Indiana’s annual Mental Health Symposium began 20 years ago. Indiana University Institute of Psychiatric Research director John Nurnberger helped organize from the start. He says while there’s greater mental health awareness in Indiana – stigma is still a major barrier.

Ball State University is reaching out to the financially distressed Muncie Community Schools, but not to offer financial help. The two will instead partner to increase teaching education in the city of Muncie.

“We desire to better fully invest with MCS,” said a representative with Ball State University’s Teachers College at a May Muncie Community Schools Board of Trustees meeting.  “We’ve had a strong presence here as what we call a professional development school in 1998 and we want to continue to strengthen that.”
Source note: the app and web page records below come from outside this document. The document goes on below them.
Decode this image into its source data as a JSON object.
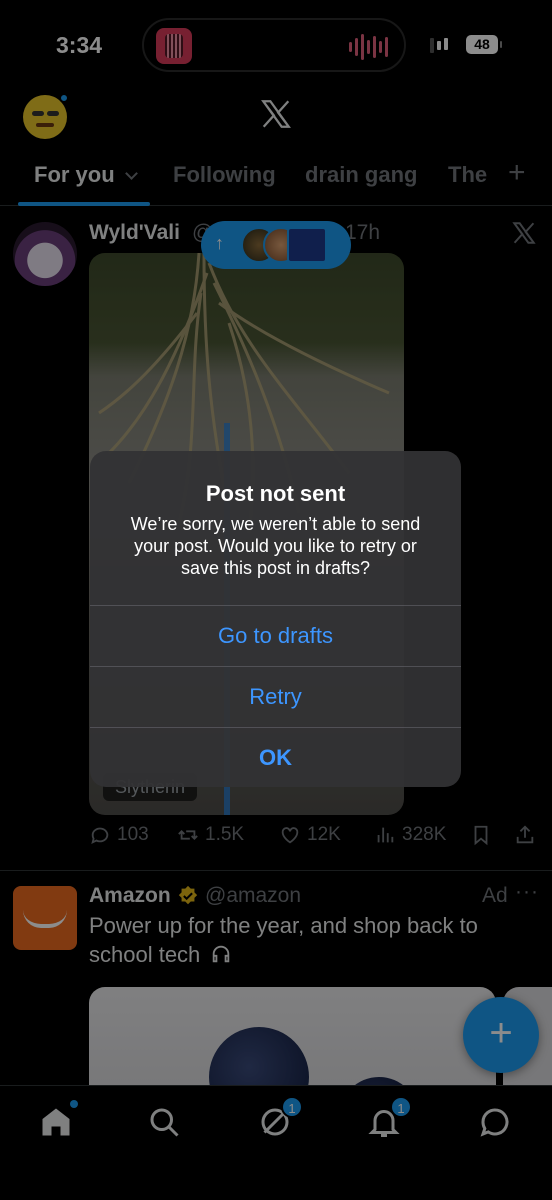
{
  "status_bar": {
    "time": "3:34",
    "battery": "48"
  },
  "tabs": [
    {
      "label": "For you",
      "active": true
    },
    {
      "label": "Following",
      "active": false
    },
    {
      "label": "drain gang",
      "active": false
    },
    {
      "label": "The",
      "active": false
    }
  ],
  "tab_add_label": "+",
  "post": {
    "author": "Wyld'Vali",
    "handle": "@",
    "time": "17h",
    "image_alt_badge": "Slytherin",
    "actions": {
      "replies": "103",
      "reposts": "1.5K",
      "likes": "12K",
      "views": "328K"
    }
  },
  "new_posts_pill": {
    "arrow": "↑"
  },
  "ad": {
    "author": "Amazon",
    "handle": "@amazon",
    "tag": "Ad",
    "more": "···",
    "text": "Power up for the year, and shop back to school tech"
  },
  "compose_fab": "+",
  "bottom_nav": {
    "grok_badge": "1",
    "notifications_badge": "1"
  },
  "alert": {
    "title": "Post not sent",
    "message": "We’re sorry, we weren’t able to send your post. Would you like to retry or save this post in drafts?",
    "buttons": [
      "Go to drafts",
      "Retry",
      "OK"
    ]
  },
  "colors": {
    "accent": "#1d9bf0",
    "alert_button": "#3d96ff",
    "secondary_text": "#71767b",
    "amazon_orange": "#ec6a1f"
  }
}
State Supreme Court Considers DCS Caseload Lawsuit

Jun 1, 2017

The Indiana Supreme Court heard arguments Thursday over whether a Department of Child Services caseworker’s lawsuit against the agency will move forward.

Only one of Indiana’s 19 DCS regions meets mandatory caseload limits at this time.

State law says DCS must provide enough caseworkers so that the average caseload in each region doesn’t exceed 12 active cases or 17 children supervised.

A national campaign argues more Americans need to change their perceptions of mental illness and suicide. Many central Indiana cities, colleges, businesses and nonprofits are now part of that partnership.

Mental Health America reports, in 2015, more Hoosiers died by suicide than in car accidents. And one in five Hoosiers has experienced a mental illness.

Indiana To Begin Testing For Lead In Public School Water

May 30, 2017

State officials plan to investigate the drinking water of over 700 Indiana public schools for lead contamination this summer. Officials will travel the state to collect samples from drinking fountains, kitchen sinks and other fixtures that provide drinking water across school campuses.

Water testing will be led by the environmental arm of the Indiana Finance Authority, which oversees state funds from the United States Environmental Protection Agency.

Advocates pushing legislation to shrink Indiana’s food deserts will have another chance this summer to convince lawmakers of the bill’s merits.

But the pending closure of two Indiana-based grocery store chains and debates among Indiana Republicans mean the problem doesn’t have an easy solution.

A food desert – as defined in recent legislation – is any area of the state where at least a quarter of residents are below the poverty line and at least a third live a significant distance from any grocery store.